Everything in the listing below needs restating exactly, apart from the pictures.

☆ ☆ ☆

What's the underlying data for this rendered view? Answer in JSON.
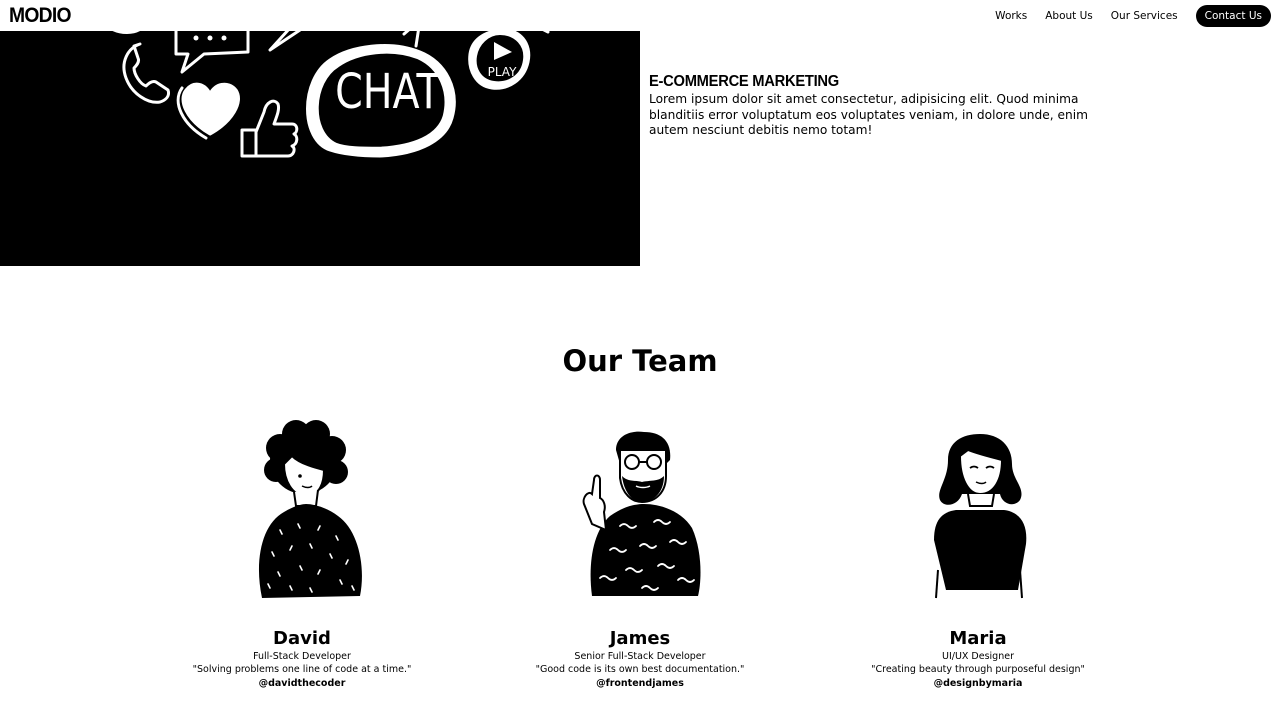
{
  "nav": {
    "logo": "MODIO",
    "links": [
      "Works",
      "About Us",
      "Our Services"
    ],
    "contact": "Contact Us"
  },
  "hero": {
    "chat_text": "CHAT",
    "play_text": "PLAY"
  },
  "service": {
    "title": "E-COMMERCE MARKETING",
    "description": "Lorem ipsum dolor sit amet consectetur, adipisicing elit. Quod minima blanditiis error voluptatum eos voluptates veniam, in dolore unde, enim autem nesciunt debitis nemo totam!"
  },
  "team": {
    "heading": "Our Team",
    "members": [
      {
        "name": "David",
        "role": "Full-Stack Developer",
        "quote": "\"Solving problems one line of code at a time.\"",
        "handle": "@davidthecoder"
      },
      {
        "name": "James",
        "role": "Senior Full-Stack Developer",
        "quote": "\"Good code is its own best documentation.\"",
        "handle": "@frontendjames"
      },
      {
        "name": "Maria",
        "role": "UI/UX Designer",
        "quote": "\"Creating beauty through purposeful design\"",
        "handle": "@designbymaria"
      }
    ]
  }
}
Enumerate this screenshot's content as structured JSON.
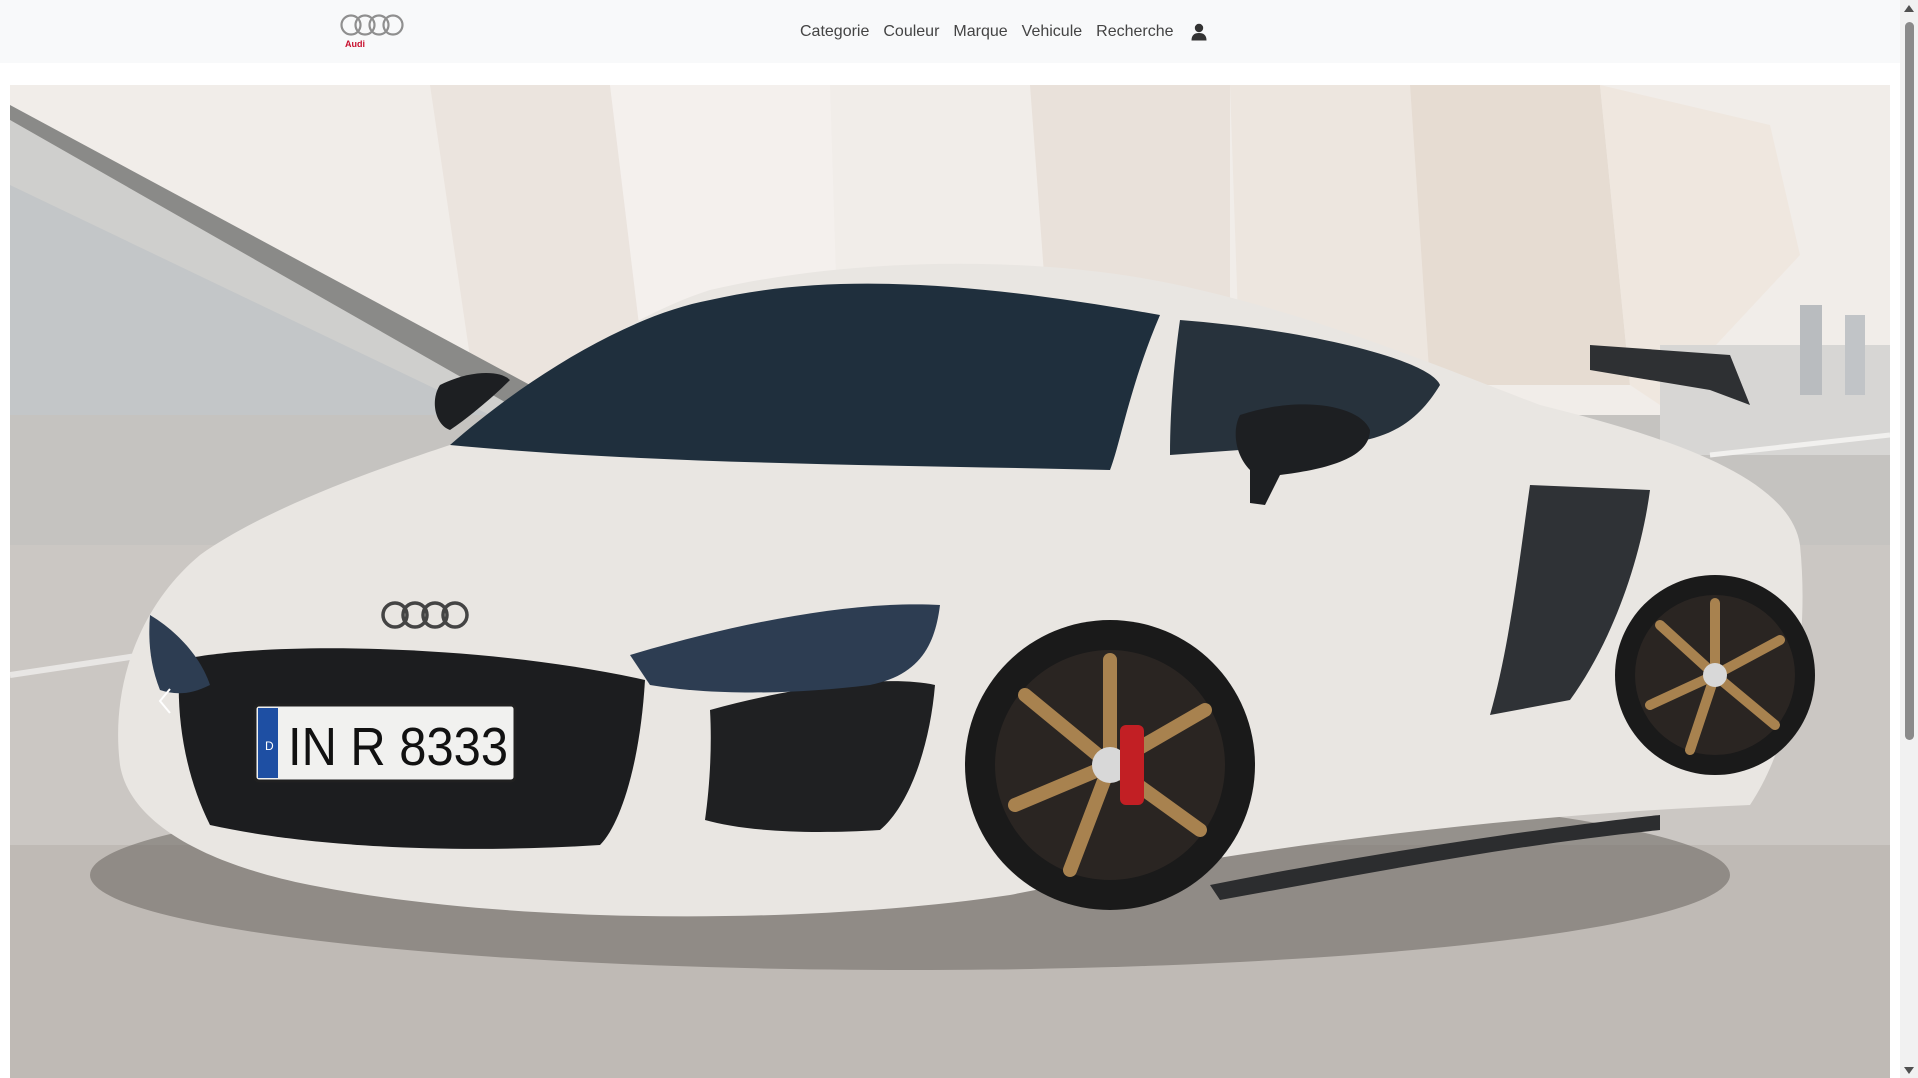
{
  "brand": {
    "name": "Audi",
    "logo_icon": "audi-four-rings-icon",
    "color": "#c8102e"
  },
  "nav": {
    "items": [
      {
        "label": "Categorie"
      },
      {
        "label": "Couleur"
      },
      {
        "label": "Marque"
      },
      {
        "label": "Vehicule"
      },
      {
        "label": "Recherche"
      }
    ],
    "user_icon": "user-icon"
  },
  "hero": {
    "image": "white-audi-r8-sports-car",
    "plate": "IN R 8333",
    "plate_country": "D",
    "prev_icon": "chevron-left-icon"
  },
  "colors": {
    "navbar_bg": "#f8f9fa",
    "nav_text": "#444444",
    "car_body": "#e9e6e2",
    "wheel_bronze": "#a8824f"
  }
}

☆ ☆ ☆

## Your solution
What's the underlying data for this rendered view? Answer in JSON.
{
  "nav": {
    "logo": "MODIO",
    "links": [
      "Works",
      "About Us",
      "Our Services"
    ],
    "contact": "Contact Us"
  },
  "hero": {
    "chat_text": "CHAT",
    "play_text": "PLAY"
  },
  "service": {
    "title": "E-COMMERCE MARKETING",
    "description": "Lorem ipsum dolor sit amet consectetur, adipisicing elit. Quod minima blanditiis error voluptatum eos voluptates veniam, in dolore unde, enim autem nesciunt debitis nemo totam!"
  },
  "team": {
    "heading": "Our Team",
    "members": [
      {
        "name": "David",
        "role": "Full-Stack Developer",
        "quote": "\"Solving problems one line of code at a time.\"",
        "handle": "@davidthecoder"
      },
      {
        "name": "James",
        "role": "Senior Full-Stack Developer",
        "quote": "\"Good code is its own best documentation.\"",
        "handle": "@frontendjames"
      },
      {
        "name": "Maria",
        "role": "UI/UX Designer",
        "quote": "\"Creating beauty through purposeful design\"",
        "handle": "@designbymaria"
      }
    ]
  }
}
Enumerate this screenshot's content as structured JSON.
{
  "brand": {
    "name": "Audi",
    "logo_icon": "audi-four-rings-icon",
    "color": "#c8102e"
  },
  "nav": {
    "items": [
      {
        "label": "Categorie"
      },
      {
        "label": "Couleur"
      },
      {
        "label": "Marque"
      },
      {
        "label": "Vehicule"
      },
      {
        "label": "Recherche"
      }
    ],
    "user_icon": "user-icon"
  },
  "hero": {
    "image": "white-audi-r8-sports-car",
    "plate": "IN R 8333",
    "plate_country": "D",
    "prev_icon": "chevron-left-icon"
  },
  "colors": {
    "navbar_bg": "#f8f9fa",
    "nav_text": "#444444",
    "car_body": "#e9e6e2",
    "wheel_bronze": "#a8824f"
  }
}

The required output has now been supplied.